This impressive chart depicts the complex coast from New Jersey south to just below Cape Henry, Virginia. It provides an immense amount of detail for Delaware Bay and in particular for Chesapeake Bay, including the coastal geography, shoals, many hundreds of depth soundings, and in places information about the composition of the seabed (useful for navigators trying to confirm their location). Numerous place names are given, including both towns and hundreds of plantations along the James, York, Rappahanock and Potomac Rivers. Scattered around the chart are numerous long printed notes giving sailing directions and related information. Near the center is a certification from Osgood Carleton, noted Boston mapmaker and “mathematical practitioner,” to the effect that “I have carefully compared this chart with the Originals and find it to be an accurate copy.”
The chart was compiled from some of the best-available sources, probably by John Norman. The depiction of the Chesapeake Bay region is based very closely on Anthony Smith’s A New and Accurate Chart of the Bay of Chesapeake, (1776). This in turn had been based on Walter Hoxton’s very rare Mapp of the Bay of Chesapeack (1735), with additions from surveys by Smith (a Chesapeake Bay pilot), Fry & Jefferson’s Map of the Most Inhabited Part of Virginia (1775) and perhaps elsewhere. The only changes of substance I have found are along the Potomac River: Norman has added Washington, D.C.; simplified the place name “Belhaven or Alexandria” to “Alexandria;” and changed the label “General Washington’s” to “President Washington’s.” Norman’s treatment of Delaware Bay is derived from that in Joshua Fisher’s 1776 Chart of Delaware Bay and River. I am not however sure where he obtained the many soundings given offshore of Delaware Bay: that area is not shown on the aforementioned sources, and the information does not match that on the Delaware Bay chart in The Atlantic Neptune.
The chart first appeared in a 1794 edition of The American Pilot, a rare atlas of American waters first published in 1791 by John Norman in Boston, and was included in all subsequent editions (the last being 1816). 1794 was the year Norman’s son William took over publication of the Pilot, and his imprint also appears on this chart. Per Wheat & Brun, this is the second of two known states, with the subtitle corrected in the 1803 edition of the Pilot to read “ST MARYS” rather than “ST MAPYS” (For the sake of comparison, the Leventhal Center’s impression of the first state may be viewed here.)
In all, a rare and desirable chart of the mid-Atlantic coast and a substantial rarity of early American mapmaking.
Robert M. Ericson, “A Bibliography of The American Pilot” (incorrectly identifying only one state of the chart). Phillips, Maps of America, p. 723. Phillips, Virginia Cartography: A Bibliographical Description, p. 65. Wheat & Brun, Maps and Charts Published in America before 1800, #310 (state II of II).

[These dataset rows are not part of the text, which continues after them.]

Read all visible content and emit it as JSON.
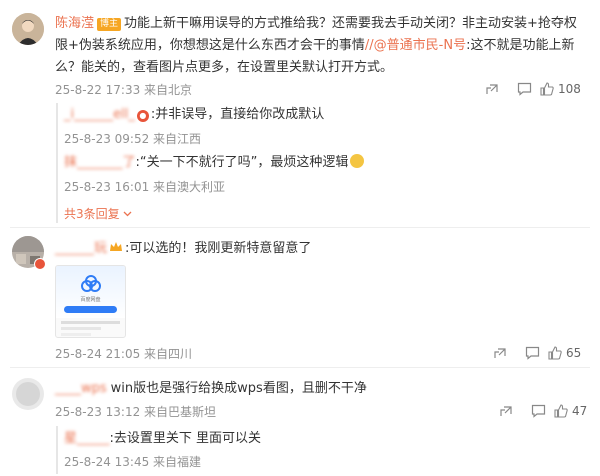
{
  "comments": [
    {
      "user": "陈海滢",
      "badge": "博主",
      "text": "功能上新干嘛用误导的方式推给我？还需要我去手动关闭？非主动安装+抢夺权限+伪装系统应用，你想想这是什么东西才会干的事情",
      "mention": "//@普通市民-N号",
      "text2": ":这不就是功能上新么？能关的，查看图片点更多，在设置里关默认打开方式。",
      "meta": "25-8-22 17:33 来自北京",
      "likes": "108",
      "replies": [
        {
          "user": "_i______ell_",
          "text": ":并非误导，直接给你改成默认",
          "meta": "25-8-23 09:52 来自江西"
        },
        {
          "user": "抹_______了",
          "text": ":“关一下不就行了吗”，最烦这种逻辑",
          "meta": "25-8-23 16:01 来自澳大利亚"
        }
      ],
      "more": "共3条回复"
    },
    {
      "user": "______玩",
      "text": ":可以选的！我刚更新特意留意了",
      "meta": "25-8-24 21:05 来自四川",
      "likes": "65",
      "image_title": "百度网盘"
    },
    {
      "user": "____wps",
      "text": "win版也是强行给换成wps看图，且删不干净",
      "meta": "25-8-23 13:12 来自巴基斯坦",
      "likes": "47",
      "replies": [
        {
          "user": "星_____",
          "text": ":去设置里关下 里面可以关",
          "meta": "25-8-24 13:45 来自福建"
        }
      ]
    }
  ],
  "icons": [
    "share-icon",
    "comment-icon",
    "like-icon"
  ],
  "colors": {
    "accent": "#eb7350",
    "meta": "#939393"
  }
}
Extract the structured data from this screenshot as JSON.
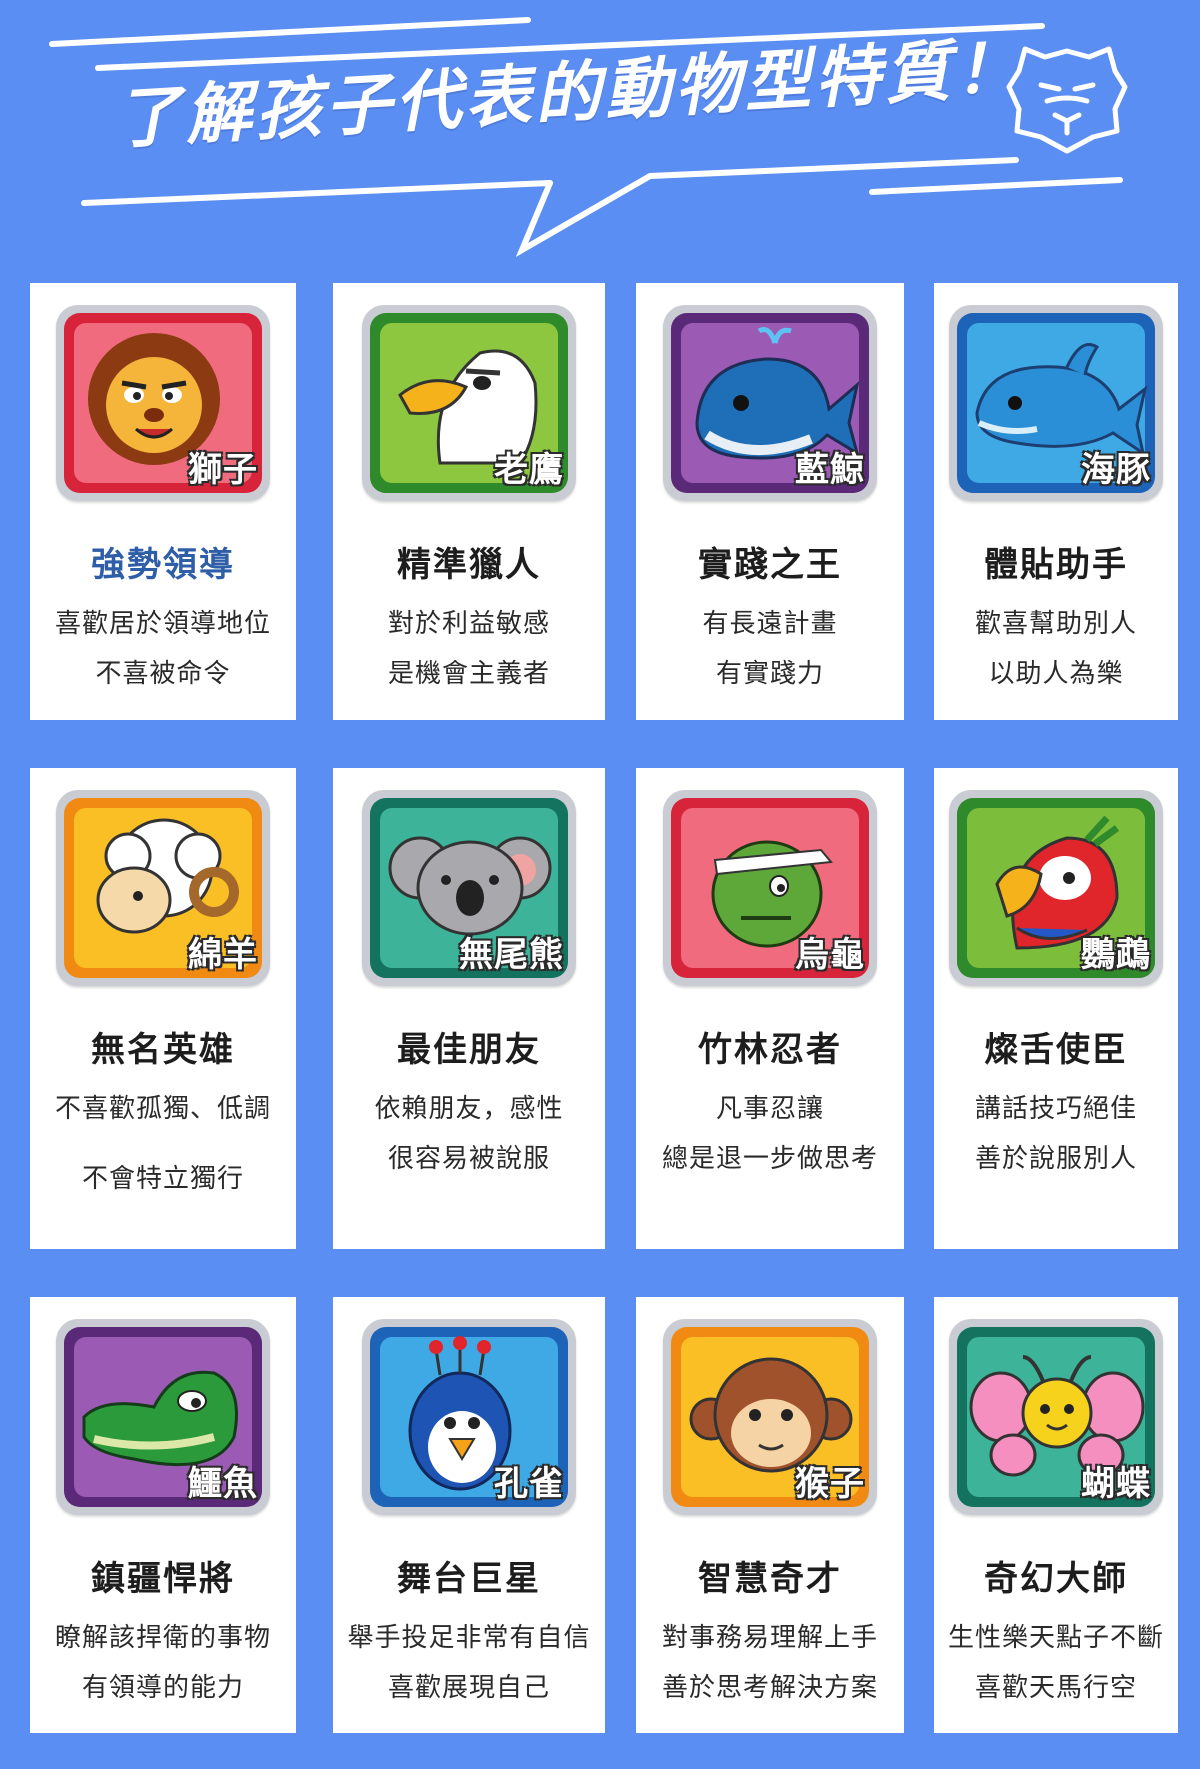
{
  "header": {
    "title": "了解孩子代表的動物型特質！",
    "logo_icon": "lion-outline-icon"
  },
  "colors": {
    "background": "#5b8ef2",
    "card": "#ffffff",
    "highlight_title": "#2f5ea8"
  },
  "cards": [
    {
      "animal": "獅子",
      "title": "強勢領導",
      "desc": [
        "喜歡居於領導地位",
        "不喜被命令"
      ],
      "bg": "#d8243a",
      "inner": "#ef6b7d",
      "icon": "lion-icon"
    },
    {
      "animal": "老鷹",
      "title": "精準獵人",
      "desc": [
        "對於利益敏感",
        "是機會主義者"
      ],
      "bg": "#2f8a2c",
      "inner": "#8dc63f",
      "icon": "eagle-icon"
    },
    {
      "animal": "藍鯨",
      "title": "實踐之王",
      "desc": [
        "有長遠計畫",
        "有實踐力"
      ],
      "bg": "#5a2a78",
      "inner": "#9b5ab3",
      "icon": "whale-icon"
    },
    {
      "animal": "海豚",
      "title": "體貼助手",
      "desc": [
        "歡喜幫助別人",
        "以助人為樂"
      ],
      "bg": "#1d63b8",
      "inner": "#3fa9e6",
      "icon": "dolphin-icon"
    },
    {
      "animal": "綿羊",
      "title": "無名英雄",
      "desc": [
        "不喜歡孤獨、低調",
        "不會特立獨行"
      ],
      "bg": "#f08a12",
      "inner": "#fbbf26",
      "icon": "sheep-icon"
    },
    {
      "animal": "無尾熊",
      "title": "最佳朋友",
      "desc": [
        "依賴朋友，感性",
        "很容易被說服"
      ],
      "bg": "#13735e",
      "inner": "#3db39a",
      "icon": "koala-icon"
    },
    {
      "animal": "烏龜",
      "title": "竹林忍者",
      "desc": [
        "凡事忍讓",
        "總是退一步做思考"
      ],
      "bg": "#d8243a",
      "inner": "#ef6b7d",
      "icon": "turtle-icon"
    },
    {
      "animal": "鸚鵡",
      "title": "燦舌使臣",
      "desc": [
        "講話技巧絕佳",
        "善於說服別人"
      ],
      "bg": "#2f8a2c",
      "inner": "#7dbd3c",
      "icon": "parrot-icon"
    },
    {
      "animal": "鱷魚",
      "title": "鎮疆悍將",
      "desc": [
        "瞭解該捍衛的事物",
        "有領導的能力"
      ],
      "bg": "#5a2a78",
      "inner": "#9b5ab3",
      "icon": "crocodile-icon"
    },
    {
      "animal": "孔雀",
      "title": "舞台巨星",
      "desc": [
        "舉手投足非常有自信",
        "喜歡展現自己"
      ],
      "bg": "#1d63b8",
      "inner": "#3fa9e6",
      "icon": "peacock-icon"
    },
    {
      "animal": "猴子",
      "title": "智慧奇才",
      "desc": [
        "對事務易理解上手",
        "善於思考解決方案"
      ],
      "bg": "#f08a12",
      "inner": "#fbbf26",
      "icon": "monkey-icon"
    },
    {
      "animal": "蝴蝶",
      "title": "奇幻大師",
      "desc": [
        "生性樂天點子不斷",
        "喜歡天馬行空"
      ],
      "bg": "#13735e",
      "inner": "#3db39a",
      "icon": "butterfly-icon"
    }
  ]
}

Minor-moderate foxing and soiling, some minor mends and areas of restoration along edges, lined on verso. Withal a very good example of a chart whose size and purpose would have subjected it to much abuse.